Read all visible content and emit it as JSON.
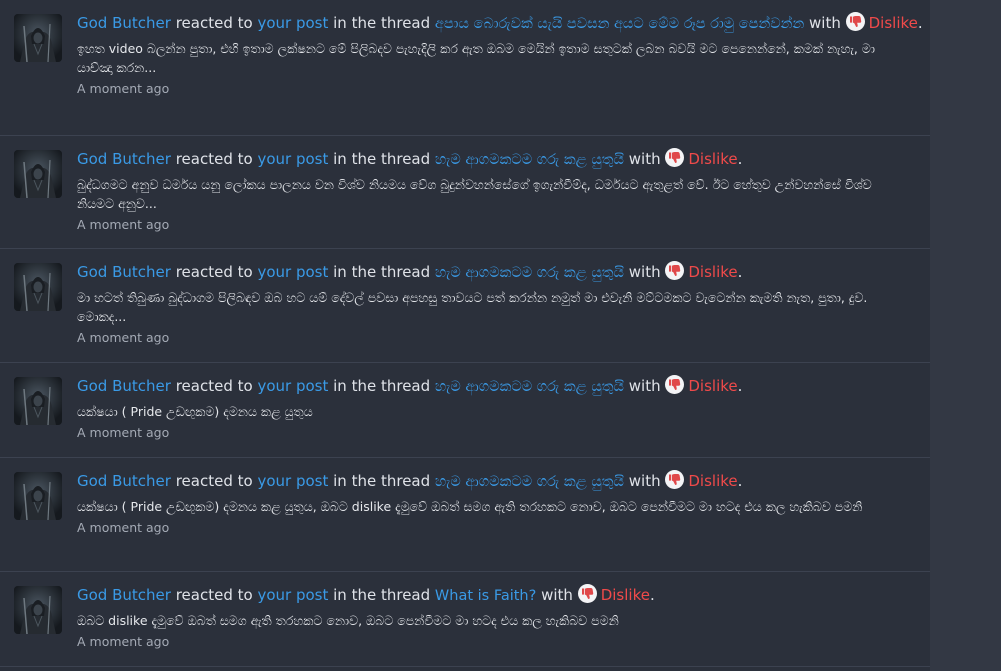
{
  "alerts": [
    {
      "user": "God Butcher",
      "reacted_text": "reacted to",
      "post_link": "your post",
      "in_thread_text": "in the thread",
      "thread": "අපාය බොරුවක් යැයි පවසන අයට මේම රූප රාමු පෙන්වන්න",
      "with_text": "with",
      "reaction": "Dislike",
      "snippet": "ඉහත video බලන්න පුතා, එහි ඉතාම ලක්ෂනට මේ පිලිබදව පැහැදිලි කර ඇත ඔබම මෙයින් ඉතාම සතුටක් ලබන බවයි මට පෙනෙන්නේ, කමක් නැහැ, මා යාච්ඤා කරන...",
      "time": "A moment ago"
    },
    {
      "user": "God Butcher",
      "reacted_text": "reacted to",
      "post_link": "your post",
      "in_thread_text": "in the thread",
      "thread": "හැම ආගමකටම ගරු කළ යුතුයි",
      "with_text": "with",
      "reaction": "Dislike",
      "snippet": "බුද්ධගමට අනුව ධර්මය යනු ලෝකය පාලනය වන විශ්ව නියමය වේග බුදුන්වහන්සේගේ ඉගැන්වීම්ද, ධර්මයට ඇතුළත් වේ. ඊට හේතුව උන්වහන්සේ විශ්ව නියමට අනුව...",
      "time": "A moment ago"
    },
    {
      "user": "God Butcher",
      "reacted_text": "reacted to",
      "post_link": "your post",
      "in_thread_text": "in the thread",
      "thread": "හැම ආගමකටම ගරු කළ යුතුයි",
      "with_text": "with",
      "reaction": "Dislike",
      "snippet": "මා හටත් තිබුණා බුද්ධාගම පිලිබඳව ඔබ හට යම් දේවල් පවසා අපහසු තාවයට පත් කරන්න නමුත් මා එවැනි මට්ටමකට වැටෙන්න කැමති නැත, පුතා, දුව. මොකද...",
      "time": "A moment ago"
    },
    {
      "user": "God Butcher",
      "reacted_text": "reacted to",
      "post_link": "your post",
      "in_thread_text": "in the thread",
      "thread": "හැම ආගමකටම ගරු කළ යුතුයි",
      "with_text": "with",
      "reaction": "Dislike",
      "snippet": "යක්ෂයා ( Pride උඩඟුකම) දමනය කළ යුතුය",
      "time": "A moment ago"
    },
    {
      "user": "God Butcher",
      "reacted_text": "reacted to",
      "post_link": "your post",
      "in_thread_text": "in the thread",
      "thread": "හැම ආගමකටම ගරු කළ යුතුයි",
      "with_text": "with",
      "reaction": "Dislike",
      "snippet": "යක්ෂයා ( Pride උඩඟුකම) දමනය කළ යුතුය, ඔබට dislike දැමුවේ ඔබත් සමග ඇති තරහකට නොව, ඔබට පෙන්වීමට මා හටද එය කල හැකිබව පමනි",
      "time": "A moment ago"
    },
    {
      "user": "God Butcher",
      "reacted_text": "reacted to",
      "post_link": "your post",
      "in_thread_text": "in the thread",
      "thread": "What is Faith?",
      "with_text": "with",
      "reaction": "Dislike",
      "snippet": "ඔබට dislike දැමුවේ ඔබත් සමග ඇති තරහකට නොව, ඔබට පෙන්වීමට මා හටද එය කල හැකිබව පමනි",
      "time": "A moment ago"
    }
  ],
  "icons": {
    "avatar": "hooded-figure-avatar",
    "reaction": "thumbs-down-icon"
  },
  "colors": {
    "link": "#3a9ae6",
    "dislike": "#ef4a4a",
    "background": "#2b303b",
    "muted": "#a4aab5"
  }
}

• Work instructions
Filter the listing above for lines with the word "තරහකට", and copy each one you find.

• Response
      "snippet": "යක්ෂයා ( Pride උඩඟුකම) දමනය කළ යුතුය, ඔබට dislike දැමුවේ ඔබත් සමග ඇති තරහකට නොව, ඔබට පෙන්වීමට මා හටද එය කල හැකිබව පමනි",
      "snippet": "ඔබට dislike දැමුවේ ඔබත් සමග ඇති තරහකට නොව, ඔබට පෙන්වීමට මා හටද එය කල හැකිබව පමනි",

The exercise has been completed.